Nothing but the text of the records belongs in your answer: repeat all of it exactly and leave out the images.

----------------

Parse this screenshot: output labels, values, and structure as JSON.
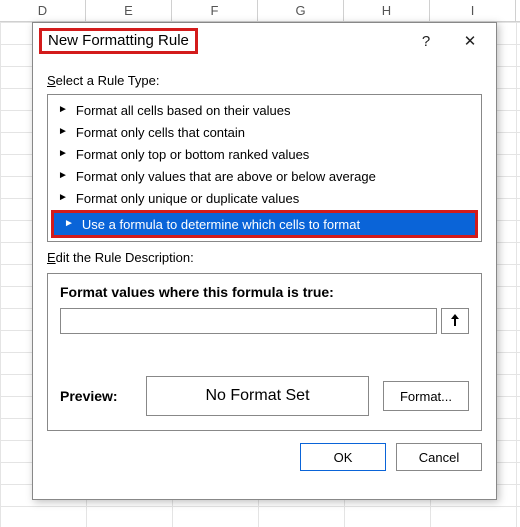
{
  "columns": [
    "D",
    "E",
    "F",
    "G",
    "H",
    "I"
  ],
  "dialog": {
    "title": "New Formatting Rule",
    "help_glyph": "?",
    "close_glyph": "✕",
    "select_label_pre": "S",
    "select_label_rest": "elect a Rule Type:",
    "rule_types": [
      "Format all cells based on their values",
      "Format only cells that contain",
      "Format only top or bottom ranked values",
      "Format only values that are above or below average",
      "Format only unique or duplicate values",
      "Use a formula to determine which cells to format"
    ],
    "selected_index": 5,
    "edit_label_pre": "E",
    "edit_label_rest": "dit the Rule Description:",
    "formula_header": "Format values where this formula is true:",
    "formula_value": "",
    "preview_label": "Preview:",
    "preview_text": "No Format Set",
    "format_button": "Format...",
    "ok": "OK",
    "cancel": "Cancel"
  }
}
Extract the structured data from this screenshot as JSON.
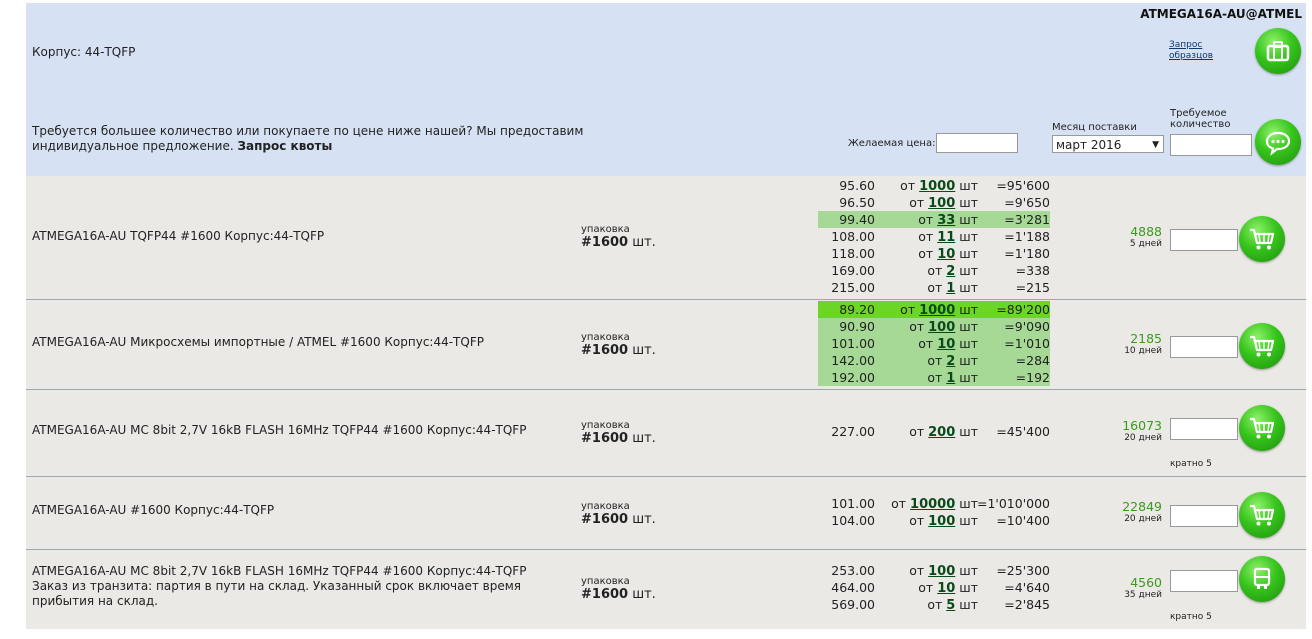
{
  "header": {
    "part_title": "ATMEGA16A-AU@ATMEL",
    "package": "Корпус: 44-TQFP",
    "samples_link_line1": "Запрос",
    "samples_link_line2": "образцов",
    "quote_text": "Требуется большее количество или покупаете по цене ниже нашей? Мы предоставим индивидуальное предложение.",
    "quote_link": "Запрос квоты",
    "desired_price_label": "Желаемая цена:",
    "delivery_month_label": "Месяц поставки",
    "delivery_month_value": "март 2016",
    "required_qty_label": "Требуемое количество"
  },
  "offers": [
    {
      "description": "ATMEGA16A-AU TQFP44 #1600 Корпус:44-TQFP",
      "pack_label": "упаковка",
      "pack_value": "#1600",
      "pack_unit": "шт.",
      "prices": [
        {
          "price": "95.60",
          "from": "от",
          "qty": "1000",
          "unit": "шт",
          "total": "=95'600"
        },
        {
          "price": "96.50",
          "from": "от",
          "qty": "100",
          "unit": "шт",
          "total": "=9'650"
        },
        {
          "price": "99.40",
          "from": "от",
          "qty": "33",
          "unit": "шт",
          "total": "=3'281"
        },
        {
          "price": "108.00",
          "from": "от",
          "qty": "11",
          "unit": "шт",
          "total": "=1'188"
        },
        {
          "price": "118.00",
          "from": "от",
          "qty": "10",
          "unit": "шт",
          "total": "=1'180"
        },
        {
          "price": "169.00",
          "from": "от",
          "qty": "2",
          "unit": "шт",
          "total": "=338"
        },
        {
          "price": "215.00",
          "from": "от",
          "qty": "1",
          "unit": "шт",
          "total": "=215"
        }
      ],
      "stock": "4888",
      "days": "5 дней",
      "multiple": ""
    },
    {
      "description": "ATMEGA16A-AU Микросхемы импортные / ATMEL #1600 Корпус:44-TQFP",
      "pack_label": "упаковка",
      "pack_value": "#1600",
      "pack_unit": "шт.",
      "prices": [
        {
          "price": "89.20",
          "from": "от",
          "qty": "1000",
          "unit": "шт",
          "total": "=89'200"
        },
        {
          "price": "90.90",
          "from": "от",
          "qty": "100",
          "unit": "шт",
          "total": "=9'090"
        },
        {
          "price": "101.00",
          "from": "от",
          "qty": "10",
          "unit": "шт",
          "total": "=1'010"
        },
        {
          "price": "142.00",
          "from": "от",
          "qty": "2",
          "unit": "шт",
          "total": "=284"
        },
        {
          "price": "192.00",
          "from": "от",
          "qty": "1",
          "unit": "шт",
          "total": "=192"
        }
      ],
      "stock": "2185",
      "days": "10 дней",
      "multiple": ""
    },
    {
      "description": "ATMEGA16A-AU MC 8bit 2,7V 16kB FLASH 16MHz TQFP44 #1600 Корпус:44-TQFP",
      "pack_label": "упаковка",
      "pack_value": "#1600",
      "pack_unit": "шт.",
      "prices": [
        {
          "price": "227.00",
          "from": "от",
          "qty": "200",
          "unit": "шт",
          "total": "=45'400"
        }
      ],
      "stock": "16073",
      "days": "20 дней",
      "multiple": "кратно 5"
    },
    {
      "description": "ATMEGA16A-AU #1600 Корпус:44-TQFP",
      "pack_label": "упаковка",
      "pack_value": "#1600",
      "pack_unit": "шт.",
      "prices": [
        {
          "price": "101.00",
          "from": "от",
          "qty": "10000",
          "unit": "шт",
          "total": "=1'010'000"
        },
        {
          "price": "104.00",
          "from": "от",
          "qty": "100",
          "unit": "шт",
          "total": "=10'400"
        }
      ],
      "stock": "22849",
      "days": "20 дней",
      "multiple": ""
    },
    {
      "description": "ATMEGA16A-AU MC 8bit 2,7V 16kB FLASH 16MHz TQFP44 #1600 Корпус:44-TQFP",
      "note": "Заказ из транзита: партия в пути на склад. Указанный срок включает время прибытия на склад.",
      "pack_label": "упаковка",
      "pack_value": "#1600",
      "pack_unit": "шт.",
      "prices": [
        {
          "price": "253.00",
          "from": "от",
          "qty": "100",
          "unit": "шт",
          "total": "=25'300"
        },
        {
          "price": "464.00",
          "from": "от",
          "qty": "10",
          "unit": "шт",
          "total": "=4'640"
        },
        {
          "price": "569.00",
          "from": "от",
          "qty": "5",
          "unit": "шт",
          "total": "=2'845"
        }
      ],
      "stock": "4560",
      "days": "35 дней",
      "multiple": "кратно 5"
    }
  ],
  "icons": {
    "samples_button": "suitcase-icon",
    "quote_button": "chat-bubble-icon",
    "cart_button": "shopping-cart-icon",
    "transit_button": "truck-icon"
  },
  "colors": {
    "header_bg": "#d6e2f3",
    "row_bg": "#eae9e5",
    "highlight": "#a6d896",
    "highlight_best": "#6bd626",
    "stock_text": "#3a9b1c",
    "button_green": "#36c41c"
  }
}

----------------

ANSWER TO THIS TASK:
Parse this screenshot: output labels, values, and structure as JSON.
{
  "columns": [
    "D",
    "E",
    "F",
    "G",
    "H",
    "I"
  ],
  "dialog": {
    "title": "New Formatting Rule",
    "help_glyph": "?",
    "close_glyph": "✕",
    "select_label_pre": "S",
    "select_label_rest": "elect a Rule Type:",
    "rule_types": [
      "Format all cells based on their values",
      "Format only cells that contain",
      "Format only top or bottom ranked values",
      "Format only values that are above or below average",
      "Format only unique or duplicate values",
      "Use a formula to determine which cells to format"
    ],
    "selected_index": 5,
    "edit_label_pre": "E",
    "edit_label_rest": "dit the Rule Description:",
    "formula_header": "Format values where this formula is true:",
    "formula_value": "",
    "preview_label": "Preview:",
    "preview_text": "No Format Set",
    "format_button": "Format...",
    "ok": "OK",
    "cancel": "Cancel"
  }
}
Extract the structured data from this screenshot as JSON.
{
  "header": {
    "part_title": "ATMEGA16A-AU@ATMEL",
    "package": "Корпус: 44-TQFP",
    "samples_link_line1": "Запрос",
    "samples_link_line2": "образцов",
    "quote_text": "Требуется большее количество или покупаете по цене ниже нашей? Мы предоставим индивидуальное предложение.",
    "quote_link": "Запрос квоты",
    "desired_price_label": "Желаемая цена:",
    "delivery_month_label": "Месяц поставки",
    "delivery_month_value": "март 2016",
    "required_qty_label": "Требуемое количество"
  },
  "offers": [
    {
      "description": "ATMEGA16A-AU TQFP44 #1600 Корпус:44-TQFP",
      "pack_label": "упаковка",
      "pack_value": "#1600",
      "pack_unit": "шт.",
      "prices": [
        {
          "price": "95.60",
          "from": "от",
          "qty": "1000",
          "unit": "шт",
          "total": "=95'600"
        },
        {
          "price": "96.50",
          "from": "от",
          "qty": "100",
          "unit": "шт",
          "total": "=9'650"
        },
        {
          "price": "99.40",
          "from": "от",
          "qty": "33",
          "unit": "шт",
          "total": "=3'281"
        },
        {
          "price": "108.00",
          "from": "от",
          "qty": "11",
          "unit": "шт",
          "total": "=1'188"
        },
        {
          "price": "118.00",
          "from": "от",
          "qty": "10",
          "unit": "шт",
          "total": "=1'180"
        },
        {
          "price": "169.00",
          "from": "от",
          "qty": "2",
          "unit": "шт",
          "total": "=338"
        },
        {
          "price": "215.00",
          "from": "от",
          "qty": "1",
          "unit": "шт",
          "total": "=215"
        }
      ],
      "stock": "4888",
      "days": "5 дней",
      "multiple": ""
    },
    {
      "description": "ATMEGA16A-AU Микросхемы импортные / ATMEL #1600 Корпус:44-TQFP",
      "pack_label": "упаковка",
      "pack_value": "#1600",
      "pack_unit": "шт.",
      "prices": [
        {
          "price": "89.20",
          "from": "от",
          "qty": "1000",
          "unit": "шт",
          "total": "=89'200"
        },
        {
          "price": "90.90",
          "from": "от",
          "qty": "100",
          "unit": "шт",
          "total": "=9'090"
        },
        {
          "price": "101.00",
          "from": "от",
          "qty": "10",
          "unit": "шт",
          "total": "=1'010"
        },
        {
          "price": "142.00",
          "from": "от",
          "qty": "2",
          "unit": "шт",
          "total": "=284"
        },
        {
          "price": "192.00",
          "from": "от",
          "qty": "1",
          "unit": "шт",
          "total": "=192"
        }
      ],
      "stock": "2185",
      "days": "10 дней",
      "multiple": ""
    },
    {
      "description": "ATMEGA16A-AU MC 8bit 2,7V 16kB FLASH 16MHz TQFP44 #1600 Корпус:44-TQFP",
      "pack_label": "упаковка",
      "pack_value": "#1600",
      "pack_unit": "шт.",
      "prices": [
        {
          "price": "227.00",
          "from": "от",
          "qty": "200",
          "unit": "шт",
          "total": "=45'400"
        }
      ],
      "stock": "16073",
      "days": "20 дней",
      "multiple": "кратно 5"
    },
    {
      "description": "ATMEGA16A-AU #1600 Корпус:44-TQFP",
      "pack_label": "упаковка",
      "pack_value": "#1600",
      "pack_unit": "шт.",
      "prices": [
        {
          "price": "101.00",
          "from": "от",
          "qty": "10000",
          "unit": "шт",
          "total": "=1'010'000"
        },
        {
          "price": "104.00",
          "from": "от",
          "qty": "100",
          "unit": "шт",
          "total": "=10'400"
        }
      ],
      "stock": "22849",
      "days": "20 дней",
      "multiple": ""
    },
    {
      "description": "ATMEGA16A-AU MC 8bit 2,7V 16kB FLASH 16MHz TQFP44 #1600 Корпус:44-TQFP",
      "note": "Заказ из транзита: партия в пути на склад. Указанный срок включает время прибытия на склад.",
      "pack_label": "упаковка",
      "pack_value": "#1600",
      "pack_unit": "шт.",
      "prices": [
        {
          "price": "253.00",
          "from": "от",
          "qty": "100",
          "unit": "шт",
          "total": "=25'300"
        },
        {
          "price": "464.00",
          "from": "от",
          "qty": "10",
          "unit": "шт",
          "total": "=4'640"
        },
        {
          "price": "569.00",
          "from": "от",
          "qty": "5",
          "unit": "шт",
          "total": "=2'845"
        }
      ],
      "stock": "4560",
      "days": "35 дней",
      "multiple": "кратно 5"
    }
  ],
  "icons": {
    "samples_button": "suitcase-icon",
    "quote_button": "chat-bubble-icon",
    "cart_button": "shopping-cart-icon",
    "transit_button": "truck-icon"
  },
  "colors": {
    "header_bg": "#d6e2f3",
    "row_bg": "#eae9e5",
    "highlight": "#a6d896",
    "highlight_best": "#6bd626",
    "stock_text": "#3a9b1c",
    "button_green": "#36c41c"
  }
}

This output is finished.